Amy, by the by, is quite the artist: Amy Schneider's ArtI kinda sorta built that blog for her -- and if you want any of those magnificent paintings, she now takes PayPal! So I'd contact her if I were you, and get those paintings before somebody else does. She's also talking prints, so ask her.

Anyway, I'm home, and today Dan and I are just SHOT. We spent four hours gathering chanterelle mushrooms in the woods yesterday, and it ate us alive. Admittedly we have all the mushrooms we'll need for the year, and any more we pick after that are just gravy -- but it's all stoop labor, and slogging through swamps and ducking fir spikes. Dan is a total mass of bruises (not my fault!) today. And he was wearing those hard hiking shoes of his. I was wearing these neat little running shoes I picked up for a quarter at the too right Clallam Bay One-Day-Going-On-Two-Years Rummage Sale, so at least my FEET aren't dead. If you're going to stomp over rotting logs and hillocks in a slash forest, do wear dem running shoes. They are just a fancier form of moccasins. And I've got that long Rom back that lets me put my hands flat on the ground, and do stoop labor all day, so while I've got the usual pinched nerve when I get tired, I'm not so banged up. Hey, we're not spring chickens here any more!
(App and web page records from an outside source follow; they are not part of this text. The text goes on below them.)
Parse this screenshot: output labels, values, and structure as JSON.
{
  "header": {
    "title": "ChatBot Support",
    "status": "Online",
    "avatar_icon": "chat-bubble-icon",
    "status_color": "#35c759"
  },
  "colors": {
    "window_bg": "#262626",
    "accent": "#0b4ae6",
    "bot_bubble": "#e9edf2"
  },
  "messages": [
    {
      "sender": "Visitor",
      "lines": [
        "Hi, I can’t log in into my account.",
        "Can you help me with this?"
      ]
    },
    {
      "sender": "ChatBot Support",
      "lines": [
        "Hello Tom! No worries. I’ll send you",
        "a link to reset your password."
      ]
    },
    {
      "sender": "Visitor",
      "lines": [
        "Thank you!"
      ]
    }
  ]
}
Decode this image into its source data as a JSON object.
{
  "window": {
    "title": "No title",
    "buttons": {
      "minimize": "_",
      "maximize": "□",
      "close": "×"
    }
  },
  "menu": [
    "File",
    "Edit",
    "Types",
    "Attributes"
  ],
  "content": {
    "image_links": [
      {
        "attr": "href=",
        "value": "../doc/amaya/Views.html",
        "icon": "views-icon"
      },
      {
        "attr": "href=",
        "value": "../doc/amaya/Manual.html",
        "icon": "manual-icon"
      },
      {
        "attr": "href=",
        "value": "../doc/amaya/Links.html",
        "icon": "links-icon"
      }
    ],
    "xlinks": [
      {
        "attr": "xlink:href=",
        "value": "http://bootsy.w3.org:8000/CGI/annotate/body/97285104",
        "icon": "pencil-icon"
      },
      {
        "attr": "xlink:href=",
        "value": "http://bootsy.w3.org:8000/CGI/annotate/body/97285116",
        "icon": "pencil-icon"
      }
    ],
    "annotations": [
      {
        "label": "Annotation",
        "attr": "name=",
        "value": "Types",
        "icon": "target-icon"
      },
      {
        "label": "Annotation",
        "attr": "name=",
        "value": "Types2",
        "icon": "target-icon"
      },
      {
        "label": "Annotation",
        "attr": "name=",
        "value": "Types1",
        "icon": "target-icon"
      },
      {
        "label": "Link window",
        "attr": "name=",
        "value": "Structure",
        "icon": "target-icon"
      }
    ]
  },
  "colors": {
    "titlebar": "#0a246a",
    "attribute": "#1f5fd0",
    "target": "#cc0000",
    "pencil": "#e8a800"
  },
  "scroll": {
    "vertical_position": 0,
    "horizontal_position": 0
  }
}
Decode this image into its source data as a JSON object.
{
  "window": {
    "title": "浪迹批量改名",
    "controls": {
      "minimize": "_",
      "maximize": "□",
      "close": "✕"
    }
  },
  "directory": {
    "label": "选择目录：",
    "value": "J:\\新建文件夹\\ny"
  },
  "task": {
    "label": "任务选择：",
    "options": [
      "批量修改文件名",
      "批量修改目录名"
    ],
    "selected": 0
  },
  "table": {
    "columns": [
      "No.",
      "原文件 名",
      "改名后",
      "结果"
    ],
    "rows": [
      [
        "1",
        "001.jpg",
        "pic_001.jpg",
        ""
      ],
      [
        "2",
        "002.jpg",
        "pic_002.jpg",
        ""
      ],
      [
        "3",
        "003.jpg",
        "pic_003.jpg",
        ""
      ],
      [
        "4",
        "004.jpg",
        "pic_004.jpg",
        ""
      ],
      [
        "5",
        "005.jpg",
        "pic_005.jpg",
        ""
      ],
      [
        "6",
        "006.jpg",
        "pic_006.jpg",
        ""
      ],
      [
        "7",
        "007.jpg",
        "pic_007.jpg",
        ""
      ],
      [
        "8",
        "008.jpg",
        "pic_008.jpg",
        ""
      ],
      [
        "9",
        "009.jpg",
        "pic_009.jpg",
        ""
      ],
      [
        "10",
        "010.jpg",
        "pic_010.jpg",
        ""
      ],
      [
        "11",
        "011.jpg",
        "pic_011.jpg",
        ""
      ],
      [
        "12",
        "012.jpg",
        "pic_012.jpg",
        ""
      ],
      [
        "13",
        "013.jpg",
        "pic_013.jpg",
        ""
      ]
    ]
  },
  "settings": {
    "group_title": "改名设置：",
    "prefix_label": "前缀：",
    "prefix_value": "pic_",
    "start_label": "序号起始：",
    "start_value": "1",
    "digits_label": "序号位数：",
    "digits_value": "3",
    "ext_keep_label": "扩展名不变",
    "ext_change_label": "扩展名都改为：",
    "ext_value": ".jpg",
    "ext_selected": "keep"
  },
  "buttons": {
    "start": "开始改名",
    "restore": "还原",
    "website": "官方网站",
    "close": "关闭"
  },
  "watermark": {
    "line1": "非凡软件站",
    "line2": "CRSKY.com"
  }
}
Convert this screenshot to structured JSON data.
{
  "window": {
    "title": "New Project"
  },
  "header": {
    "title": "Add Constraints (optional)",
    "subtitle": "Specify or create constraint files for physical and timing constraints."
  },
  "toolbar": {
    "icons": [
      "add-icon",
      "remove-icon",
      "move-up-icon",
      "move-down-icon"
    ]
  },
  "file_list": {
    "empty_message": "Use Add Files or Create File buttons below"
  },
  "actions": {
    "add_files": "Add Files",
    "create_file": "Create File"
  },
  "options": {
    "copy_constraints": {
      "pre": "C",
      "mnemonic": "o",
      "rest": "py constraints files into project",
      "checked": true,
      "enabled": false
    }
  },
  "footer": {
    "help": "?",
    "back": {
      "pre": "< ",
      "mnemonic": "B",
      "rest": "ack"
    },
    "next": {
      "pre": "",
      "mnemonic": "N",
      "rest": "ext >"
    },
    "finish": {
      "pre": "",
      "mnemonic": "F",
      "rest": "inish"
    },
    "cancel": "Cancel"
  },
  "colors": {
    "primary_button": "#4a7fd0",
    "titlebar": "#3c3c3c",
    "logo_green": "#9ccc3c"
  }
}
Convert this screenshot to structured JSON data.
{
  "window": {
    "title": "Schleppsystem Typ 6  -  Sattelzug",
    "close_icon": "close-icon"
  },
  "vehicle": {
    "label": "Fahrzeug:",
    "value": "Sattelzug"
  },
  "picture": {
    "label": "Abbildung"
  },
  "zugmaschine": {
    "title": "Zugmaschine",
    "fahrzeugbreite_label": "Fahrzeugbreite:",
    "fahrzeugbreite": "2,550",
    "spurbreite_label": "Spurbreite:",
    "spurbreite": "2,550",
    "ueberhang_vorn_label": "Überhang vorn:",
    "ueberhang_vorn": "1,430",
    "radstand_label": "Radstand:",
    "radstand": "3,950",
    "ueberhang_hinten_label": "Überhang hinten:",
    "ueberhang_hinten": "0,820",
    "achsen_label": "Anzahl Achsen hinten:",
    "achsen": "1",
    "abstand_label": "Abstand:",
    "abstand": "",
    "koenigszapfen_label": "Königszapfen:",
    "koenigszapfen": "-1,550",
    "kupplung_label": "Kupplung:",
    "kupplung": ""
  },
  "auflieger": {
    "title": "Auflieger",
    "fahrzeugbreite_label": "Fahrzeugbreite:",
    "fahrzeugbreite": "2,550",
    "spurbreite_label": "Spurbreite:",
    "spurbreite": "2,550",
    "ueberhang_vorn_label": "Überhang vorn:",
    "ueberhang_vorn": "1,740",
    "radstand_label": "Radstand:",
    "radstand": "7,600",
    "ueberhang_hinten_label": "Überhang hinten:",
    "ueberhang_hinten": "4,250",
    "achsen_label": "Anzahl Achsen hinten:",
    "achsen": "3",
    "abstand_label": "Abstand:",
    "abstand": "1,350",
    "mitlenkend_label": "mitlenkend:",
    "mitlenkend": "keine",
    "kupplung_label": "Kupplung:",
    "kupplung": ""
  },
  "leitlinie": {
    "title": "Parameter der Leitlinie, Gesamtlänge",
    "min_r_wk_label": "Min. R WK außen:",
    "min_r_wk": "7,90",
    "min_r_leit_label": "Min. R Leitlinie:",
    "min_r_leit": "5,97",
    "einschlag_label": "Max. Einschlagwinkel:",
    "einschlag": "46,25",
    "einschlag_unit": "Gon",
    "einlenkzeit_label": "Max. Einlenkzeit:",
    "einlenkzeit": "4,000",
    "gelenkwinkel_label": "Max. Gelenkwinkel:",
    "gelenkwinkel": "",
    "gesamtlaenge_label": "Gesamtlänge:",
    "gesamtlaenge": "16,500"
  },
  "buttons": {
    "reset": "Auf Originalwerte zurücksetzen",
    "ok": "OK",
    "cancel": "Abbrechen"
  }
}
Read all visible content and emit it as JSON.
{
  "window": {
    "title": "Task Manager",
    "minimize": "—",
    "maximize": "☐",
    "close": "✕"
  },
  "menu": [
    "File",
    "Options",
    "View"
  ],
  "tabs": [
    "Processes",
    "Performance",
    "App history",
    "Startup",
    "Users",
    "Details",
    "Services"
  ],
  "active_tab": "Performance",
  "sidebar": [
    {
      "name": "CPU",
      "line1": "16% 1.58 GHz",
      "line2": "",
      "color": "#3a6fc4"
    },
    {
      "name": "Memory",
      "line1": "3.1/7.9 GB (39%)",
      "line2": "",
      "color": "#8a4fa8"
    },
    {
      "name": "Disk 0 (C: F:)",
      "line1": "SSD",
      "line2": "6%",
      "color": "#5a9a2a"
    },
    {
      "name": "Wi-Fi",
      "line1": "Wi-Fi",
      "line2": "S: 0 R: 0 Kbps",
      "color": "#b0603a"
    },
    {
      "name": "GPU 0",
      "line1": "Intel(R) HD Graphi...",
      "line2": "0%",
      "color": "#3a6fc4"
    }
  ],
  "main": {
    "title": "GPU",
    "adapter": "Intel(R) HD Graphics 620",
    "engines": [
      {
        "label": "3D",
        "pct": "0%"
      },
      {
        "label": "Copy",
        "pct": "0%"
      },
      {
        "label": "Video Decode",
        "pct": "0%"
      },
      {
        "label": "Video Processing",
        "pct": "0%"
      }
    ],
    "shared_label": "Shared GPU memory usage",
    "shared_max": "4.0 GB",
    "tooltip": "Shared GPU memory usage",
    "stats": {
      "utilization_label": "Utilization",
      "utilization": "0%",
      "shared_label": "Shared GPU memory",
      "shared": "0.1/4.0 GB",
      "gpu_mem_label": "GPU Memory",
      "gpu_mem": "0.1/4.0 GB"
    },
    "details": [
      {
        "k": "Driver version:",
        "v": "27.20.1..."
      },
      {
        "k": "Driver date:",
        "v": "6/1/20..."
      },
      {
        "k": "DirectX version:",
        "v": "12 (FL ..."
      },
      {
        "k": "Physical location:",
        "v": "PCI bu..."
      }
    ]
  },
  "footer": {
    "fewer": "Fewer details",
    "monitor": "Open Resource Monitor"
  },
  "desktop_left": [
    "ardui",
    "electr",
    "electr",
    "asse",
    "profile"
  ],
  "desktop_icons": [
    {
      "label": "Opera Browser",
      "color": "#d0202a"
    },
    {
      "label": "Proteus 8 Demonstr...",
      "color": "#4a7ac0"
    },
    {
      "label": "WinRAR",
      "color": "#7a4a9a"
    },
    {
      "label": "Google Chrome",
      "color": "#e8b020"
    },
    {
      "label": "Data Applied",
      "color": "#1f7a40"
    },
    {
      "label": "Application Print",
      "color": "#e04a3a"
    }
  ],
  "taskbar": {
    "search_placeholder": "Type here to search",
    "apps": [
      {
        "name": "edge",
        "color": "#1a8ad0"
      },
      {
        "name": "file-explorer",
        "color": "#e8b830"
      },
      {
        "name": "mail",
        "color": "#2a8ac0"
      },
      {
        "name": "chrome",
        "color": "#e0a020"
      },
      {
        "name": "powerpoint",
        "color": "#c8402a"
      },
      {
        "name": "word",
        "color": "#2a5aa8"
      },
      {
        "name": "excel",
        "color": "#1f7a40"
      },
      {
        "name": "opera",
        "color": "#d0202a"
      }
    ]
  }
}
Anyway, weird and goofy things going on up here. More later.